Editor's Note: As part of CultureMap's State of the Arts series, we are highlighting upcoming arts events you won't want to miss. While concentrating on fall, there are some spring events our contributors believe are worth noting now.
A pitch-dark stage only lit by the flickering glow of two ornate candelabras. When the music begins, a deep voice emerges from nothingness. The broken melody develops into a passionate, through-composed aria that follows the emotional contour of the text to the likes of the Verdi or Puccini.
Except that this work was composed two centuries earlier.
Unless you are an early music junkie, it's relatively easy to stereotype the aesthetic of anything pre-Bach as music that belongs in a church. And yes, though much of what was being composed in 16th and 17th century Venice was sacred, the style veers from any resemblance to the strict structures, rigid rules and standard progressions that Baroque and Classicism were fond of.
It's time to explore further the mishmash that was La Serenissima during its golden age.
If Ars Lyrica's performance of Monteverdi's Madrigals of Love and War got under your skin — as it did for me — then it's time to explore further the mishmash that was La Serenissima during its golden age, when, in addition to Monteverdi, composers Biagio Marini, Francesco Manelli and Benedetto Ferrari rocked their music party scene with tunes that were crafted to rouse emotions.
The way to do so is by penciling in your calendar the Houston debut of lutenist Vincent Dumestre's award-winning ensemble, Poème Harmonique, on March 9 at Wortham Theater Center, presented by Da Camera and Houston Early Music. The program titled "Venezia dalle Calli ai Palazzi" travels from the ostentatious castles to the meandering streets exploring the bricolage of the City of Masks in the early 17th century.
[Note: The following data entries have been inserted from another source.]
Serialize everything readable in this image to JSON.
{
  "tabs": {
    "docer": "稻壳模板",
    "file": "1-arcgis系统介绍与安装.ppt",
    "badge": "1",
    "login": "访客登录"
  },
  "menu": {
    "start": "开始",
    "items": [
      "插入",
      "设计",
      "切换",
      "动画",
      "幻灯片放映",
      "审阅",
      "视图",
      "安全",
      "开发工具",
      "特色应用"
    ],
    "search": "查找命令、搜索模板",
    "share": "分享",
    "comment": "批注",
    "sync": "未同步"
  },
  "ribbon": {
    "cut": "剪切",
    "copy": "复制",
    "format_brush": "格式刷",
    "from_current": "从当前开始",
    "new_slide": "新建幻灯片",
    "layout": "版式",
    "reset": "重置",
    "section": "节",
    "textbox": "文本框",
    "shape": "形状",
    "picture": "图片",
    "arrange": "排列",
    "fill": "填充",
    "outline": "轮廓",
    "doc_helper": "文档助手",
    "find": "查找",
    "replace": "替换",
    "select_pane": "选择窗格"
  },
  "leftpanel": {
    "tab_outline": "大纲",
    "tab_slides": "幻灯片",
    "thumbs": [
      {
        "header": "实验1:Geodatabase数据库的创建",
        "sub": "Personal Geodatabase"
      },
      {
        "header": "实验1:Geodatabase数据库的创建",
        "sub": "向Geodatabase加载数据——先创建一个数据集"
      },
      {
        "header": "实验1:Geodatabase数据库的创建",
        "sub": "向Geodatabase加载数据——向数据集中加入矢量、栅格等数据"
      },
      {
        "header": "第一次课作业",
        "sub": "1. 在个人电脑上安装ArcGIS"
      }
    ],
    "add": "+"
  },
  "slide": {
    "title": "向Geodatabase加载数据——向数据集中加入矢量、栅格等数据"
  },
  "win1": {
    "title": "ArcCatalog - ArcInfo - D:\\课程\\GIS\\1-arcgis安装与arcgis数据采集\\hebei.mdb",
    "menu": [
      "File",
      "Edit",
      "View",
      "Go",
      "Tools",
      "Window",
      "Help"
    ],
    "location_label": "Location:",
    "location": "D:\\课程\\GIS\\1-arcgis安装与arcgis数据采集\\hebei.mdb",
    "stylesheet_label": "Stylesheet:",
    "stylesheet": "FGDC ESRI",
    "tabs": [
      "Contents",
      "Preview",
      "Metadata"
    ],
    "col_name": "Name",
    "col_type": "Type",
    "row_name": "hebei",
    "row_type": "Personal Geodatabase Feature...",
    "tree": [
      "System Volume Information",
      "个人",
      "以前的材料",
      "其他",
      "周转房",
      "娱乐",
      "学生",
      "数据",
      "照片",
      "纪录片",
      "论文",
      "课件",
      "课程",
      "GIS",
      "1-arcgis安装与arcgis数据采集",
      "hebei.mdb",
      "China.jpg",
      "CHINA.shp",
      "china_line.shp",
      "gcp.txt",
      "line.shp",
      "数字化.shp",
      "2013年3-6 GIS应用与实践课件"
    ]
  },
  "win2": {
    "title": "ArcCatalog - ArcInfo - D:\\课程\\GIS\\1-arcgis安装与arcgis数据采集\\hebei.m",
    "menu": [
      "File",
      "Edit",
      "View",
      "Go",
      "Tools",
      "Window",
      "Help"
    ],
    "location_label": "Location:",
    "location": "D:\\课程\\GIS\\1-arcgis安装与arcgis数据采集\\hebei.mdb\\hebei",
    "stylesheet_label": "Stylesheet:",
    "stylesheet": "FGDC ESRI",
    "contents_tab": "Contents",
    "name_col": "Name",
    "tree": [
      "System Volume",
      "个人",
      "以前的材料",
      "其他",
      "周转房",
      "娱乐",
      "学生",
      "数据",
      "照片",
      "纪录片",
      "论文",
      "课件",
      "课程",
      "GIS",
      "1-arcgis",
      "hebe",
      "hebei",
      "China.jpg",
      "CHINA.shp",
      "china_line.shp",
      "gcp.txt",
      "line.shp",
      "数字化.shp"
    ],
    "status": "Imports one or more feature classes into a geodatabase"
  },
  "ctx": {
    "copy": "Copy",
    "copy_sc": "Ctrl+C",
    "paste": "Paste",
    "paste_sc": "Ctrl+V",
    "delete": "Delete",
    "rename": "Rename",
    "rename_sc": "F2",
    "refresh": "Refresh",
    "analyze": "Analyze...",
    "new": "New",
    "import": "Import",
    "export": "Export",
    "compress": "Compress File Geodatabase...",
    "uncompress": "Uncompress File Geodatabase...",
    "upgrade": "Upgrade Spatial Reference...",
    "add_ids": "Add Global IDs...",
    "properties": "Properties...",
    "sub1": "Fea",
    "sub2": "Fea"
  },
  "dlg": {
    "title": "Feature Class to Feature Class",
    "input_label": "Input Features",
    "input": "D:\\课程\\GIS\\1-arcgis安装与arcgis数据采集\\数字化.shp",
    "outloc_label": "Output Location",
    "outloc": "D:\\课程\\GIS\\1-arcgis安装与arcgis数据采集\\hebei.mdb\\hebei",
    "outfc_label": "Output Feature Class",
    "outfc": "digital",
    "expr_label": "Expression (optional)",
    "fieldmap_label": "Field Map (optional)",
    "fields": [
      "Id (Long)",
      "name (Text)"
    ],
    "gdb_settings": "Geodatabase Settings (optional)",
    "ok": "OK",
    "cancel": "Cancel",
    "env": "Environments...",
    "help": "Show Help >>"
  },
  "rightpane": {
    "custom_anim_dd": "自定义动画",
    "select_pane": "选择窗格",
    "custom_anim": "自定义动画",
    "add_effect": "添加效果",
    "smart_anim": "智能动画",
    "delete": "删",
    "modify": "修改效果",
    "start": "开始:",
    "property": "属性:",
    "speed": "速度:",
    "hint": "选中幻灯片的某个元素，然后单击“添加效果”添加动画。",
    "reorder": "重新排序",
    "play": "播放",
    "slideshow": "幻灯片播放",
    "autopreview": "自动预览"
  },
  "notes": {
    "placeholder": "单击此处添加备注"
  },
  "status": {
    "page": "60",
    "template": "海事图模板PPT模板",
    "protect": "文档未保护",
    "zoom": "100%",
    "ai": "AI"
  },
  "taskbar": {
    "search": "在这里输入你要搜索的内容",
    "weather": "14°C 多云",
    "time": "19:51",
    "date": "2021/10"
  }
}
Better yet, the group's rare period instruments like the theorbo, the lirone, the tiorbino and the arpa tripla will render this experience as authentic as it can possibly be without having to travel thousands of miles away from our own Bayou City. If you can't wait that long, indulge in a video of a Poème Harmonique performance (above). That should whet your musical appetite.